§ **Exercise objective**
Where the string "murder" occurs in a line of the data below, that line should be copied.
▽
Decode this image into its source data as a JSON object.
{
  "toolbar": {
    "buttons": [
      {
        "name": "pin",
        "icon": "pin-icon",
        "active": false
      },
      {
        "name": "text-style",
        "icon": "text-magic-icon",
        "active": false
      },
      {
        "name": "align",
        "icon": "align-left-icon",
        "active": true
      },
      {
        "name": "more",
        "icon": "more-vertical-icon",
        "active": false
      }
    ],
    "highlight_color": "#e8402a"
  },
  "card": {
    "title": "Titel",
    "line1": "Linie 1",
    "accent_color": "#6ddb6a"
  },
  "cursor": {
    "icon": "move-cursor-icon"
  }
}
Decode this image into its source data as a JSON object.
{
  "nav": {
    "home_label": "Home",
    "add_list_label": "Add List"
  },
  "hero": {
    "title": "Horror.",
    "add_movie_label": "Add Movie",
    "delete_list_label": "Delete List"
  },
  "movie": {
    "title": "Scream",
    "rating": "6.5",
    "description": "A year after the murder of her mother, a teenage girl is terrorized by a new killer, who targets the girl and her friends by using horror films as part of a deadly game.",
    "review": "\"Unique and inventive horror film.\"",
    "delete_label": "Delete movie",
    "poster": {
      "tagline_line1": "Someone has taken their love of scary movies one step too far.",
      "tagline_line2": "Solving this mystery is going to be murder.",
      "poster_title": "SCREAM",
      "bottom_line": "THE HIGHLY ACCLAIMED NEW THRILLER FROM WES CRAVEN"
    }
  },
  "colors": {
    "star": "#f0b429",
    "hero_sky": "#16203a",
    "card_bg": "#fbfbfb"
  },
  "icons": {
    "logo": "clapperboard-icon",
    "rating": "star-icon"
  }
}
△
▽
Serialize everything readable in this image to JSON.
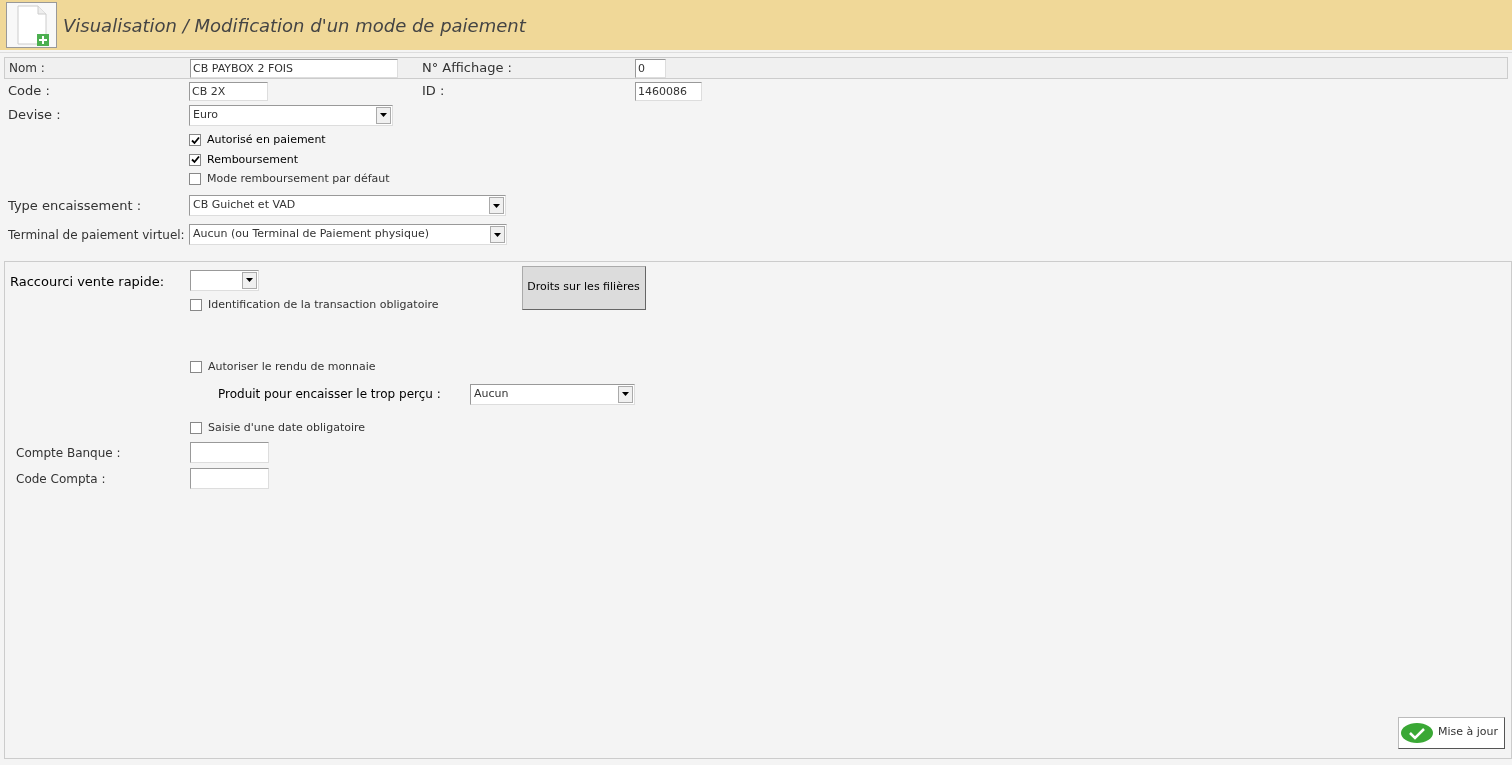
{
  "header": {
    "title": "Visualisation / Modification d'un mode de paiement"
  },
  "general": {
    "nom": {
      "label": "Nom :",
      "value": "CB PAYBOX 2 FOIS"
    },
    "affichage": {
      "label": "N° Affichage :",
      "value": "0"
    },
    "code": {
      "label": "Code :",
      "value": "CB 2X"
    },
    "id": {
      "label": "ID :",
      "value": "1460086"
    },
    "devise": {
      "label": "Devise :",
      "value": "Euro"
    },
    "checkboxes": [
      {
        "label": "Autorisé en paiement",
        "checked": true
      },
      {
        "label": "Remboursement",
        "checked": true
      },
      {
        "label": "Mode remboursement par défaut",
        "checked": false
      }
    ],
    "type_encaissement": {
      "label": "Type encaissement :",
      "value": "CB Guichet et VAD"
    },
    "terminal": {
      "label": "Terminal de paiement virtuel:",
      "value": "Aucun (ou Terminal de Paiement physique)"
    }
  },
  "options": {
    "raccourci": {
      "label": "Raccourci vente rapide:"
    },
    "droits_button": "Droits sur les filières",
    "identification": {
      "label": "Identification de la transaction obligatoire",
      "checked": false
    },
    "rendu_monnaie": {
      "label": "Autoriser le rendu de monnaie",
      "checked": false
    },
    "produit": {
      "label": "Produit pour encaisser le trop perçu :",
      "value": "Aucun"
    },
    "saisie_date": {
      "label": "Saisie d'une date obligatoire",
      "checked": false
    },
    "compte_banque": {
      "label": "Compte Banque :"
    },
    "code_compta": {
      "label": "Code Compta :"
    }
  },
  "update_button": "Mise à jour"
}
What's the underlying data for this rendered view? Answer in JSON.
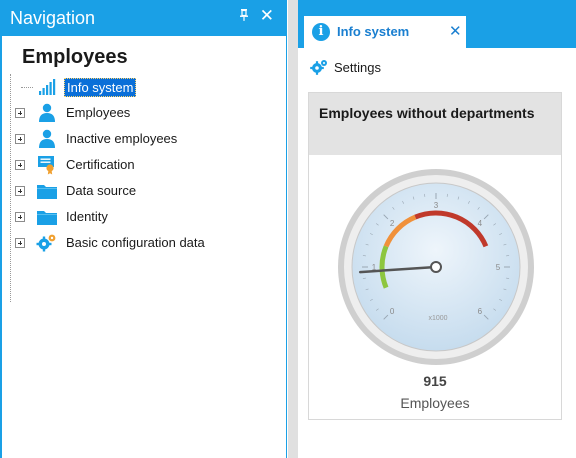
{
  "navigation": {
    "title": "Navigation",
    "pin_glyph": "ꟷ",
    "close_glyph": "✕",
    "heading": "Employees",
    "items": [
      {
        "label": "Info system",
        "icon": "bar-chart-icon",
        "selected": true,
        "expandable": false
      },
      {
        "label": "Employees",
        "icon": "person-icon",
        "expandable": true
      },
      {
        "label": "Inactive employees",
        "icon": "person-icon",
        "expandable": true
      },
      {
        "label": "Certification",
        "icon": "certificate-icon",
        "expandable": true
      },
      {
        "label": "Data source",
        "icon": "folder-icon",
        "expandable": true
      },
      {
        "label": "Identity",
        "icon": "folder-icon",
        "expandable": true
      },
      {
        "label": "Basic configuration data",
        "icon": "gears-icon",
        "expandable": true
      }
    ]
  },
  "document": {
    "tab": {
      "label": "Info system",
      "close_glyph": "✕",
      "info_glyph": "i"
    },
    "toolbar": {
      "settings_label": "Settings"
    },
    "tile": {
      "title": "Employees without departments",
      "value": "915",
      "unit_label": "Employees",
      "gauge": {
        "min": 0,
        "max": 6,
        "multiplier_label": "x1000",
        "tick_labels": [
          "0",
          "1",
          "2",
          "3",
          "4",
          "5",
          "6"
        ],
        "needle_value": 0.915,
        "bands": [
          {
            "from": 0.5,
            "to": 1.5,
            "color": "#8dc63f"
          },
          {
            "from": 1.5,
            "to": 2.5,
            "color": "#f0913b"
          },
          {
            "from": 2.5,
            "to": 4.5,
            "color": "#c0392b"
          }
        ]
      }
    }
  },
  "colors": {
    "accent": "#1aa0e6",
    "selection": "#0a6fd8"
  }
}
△
§ **Result below**
    "description": "A year after the murder of her mother, a teenage girl is terrorized by a new killer, who targets the girl and her friends by using horror films as part of a deadly game.",
      "tagline_line2": "Solving this mystery is going to be murder.",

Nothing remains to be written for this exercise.